Boundary Layer Ingestion
One of the main technological pathways adopted engine manufacturers to reduce engine fuel consumption is the increase in the engine bypass ratio (BPR). However, there are several challenges that must be overcome when increasing the BPR further, such as an increase in engine and nacelle weight, increase in nacelle & installation drag, smaller ground clearance and adverse effect on aircraft stability. Nevertheless, instead of aiming at higher BPR, other techniques for increasing the engine propulsive efficiency are available such as Boundary layer ingestion (BLI). The BLI is a novel aircraft engine integration technique which can offer several benefits  as listed below :
- Reduction of velocity deficit in the aircraft wake as well as a reduction in the propulsor wake, thereby reducing aircraft drag and also increasing the propulsive efficiency.
- Aircraft level benefits include possible total weight and drag reduction due to the smaller / integrated nacelles.
- Smaller yaw control surfaces and vertical stabilizers due to closer spacing of propulsor and fuselage symmetry plane.
However incorporating BLI in an actual aircraft requires substantial changes in the aircraft architecture and associated propulsion systems, as has been shown by the previous studies . These requirements complicate the implementation of BLI in an aircraft in the near future. In the APPU project, the aforementioned challenges of incorporating BLI in the aircraft design will be avoided since:
- The BLI propulsor will be mechanically powered by the APPU, removing the need for additional sub-systems that introduce weight and efficiency penalties
- Open-rotor design. Not including a nacelle or propeller shrouding will reduce weight and drag.

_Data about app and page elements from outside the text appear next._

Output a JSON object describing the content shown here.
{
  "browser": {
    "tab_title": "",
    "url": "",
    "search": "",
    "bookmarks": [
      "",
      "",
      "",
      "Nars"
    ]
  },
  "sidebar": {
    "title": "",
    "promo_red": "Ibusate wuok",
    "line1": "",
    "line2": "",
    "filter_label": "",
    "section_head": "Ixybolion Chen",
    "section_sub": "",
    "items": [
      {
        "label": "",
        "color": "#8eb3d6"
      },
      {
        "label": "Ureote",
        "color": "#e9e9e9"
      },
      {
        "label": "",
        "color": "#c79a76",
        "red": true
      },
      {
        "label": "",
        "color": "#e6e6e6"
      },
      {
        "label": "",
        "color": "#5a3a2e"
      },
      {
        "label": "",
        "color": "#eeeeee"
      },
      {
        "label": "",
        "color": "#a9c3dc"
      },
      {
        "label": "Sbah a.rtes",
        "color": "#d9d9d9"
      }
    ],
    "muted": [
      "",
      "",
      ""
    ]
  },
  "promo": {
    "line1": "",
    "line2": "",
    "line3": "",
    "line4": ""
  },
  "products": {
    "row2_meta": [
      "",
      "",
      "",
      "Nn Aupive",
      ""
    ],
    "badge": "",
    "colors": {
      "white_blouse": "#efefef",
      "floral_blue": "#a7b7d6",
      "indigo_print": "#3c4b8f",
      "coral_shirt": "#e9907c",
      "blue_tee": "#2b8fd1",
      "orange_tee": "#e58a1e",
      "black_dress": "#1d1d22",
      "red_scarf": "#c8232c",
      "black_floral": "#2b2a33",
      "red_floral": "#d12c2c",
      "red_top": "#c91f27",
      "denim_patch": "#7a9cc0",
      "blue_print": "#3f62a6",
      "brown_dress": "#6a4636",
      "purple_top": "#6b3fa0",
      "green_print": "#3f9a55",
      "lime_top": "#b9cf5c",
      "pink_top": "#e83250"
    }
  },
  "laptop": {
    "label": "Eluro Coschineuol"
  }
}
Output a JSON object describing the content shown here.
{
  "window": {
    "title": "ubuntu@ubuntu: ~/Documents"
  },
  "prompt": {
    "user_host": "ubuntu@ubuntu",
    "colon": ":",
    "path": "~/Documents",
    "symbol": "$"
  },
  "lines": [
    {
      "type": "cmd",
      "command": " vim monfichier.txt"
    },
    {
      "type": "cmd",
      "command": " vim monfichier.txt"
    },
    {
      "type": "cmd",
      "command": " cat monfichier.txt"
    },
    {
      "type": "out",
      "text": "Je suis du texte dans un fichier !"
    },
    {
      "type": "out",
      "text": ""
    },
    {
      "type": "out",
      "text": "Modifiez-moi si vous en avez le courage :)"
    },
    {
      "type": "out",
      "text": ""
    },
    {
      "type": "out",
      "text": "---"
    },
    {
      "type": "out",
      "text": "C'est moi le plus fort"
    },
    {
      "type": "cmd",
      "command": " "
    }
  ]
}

By not including a shrouding of the propeller, the noise of the BLI propulsor is not shielded and could potentially increase the aircraft noise level. However, by careful design (i.e. lower disc loading) and optimization of the BLI propeller and the empennage (i.e. wake blowing), these challenges should be addressed.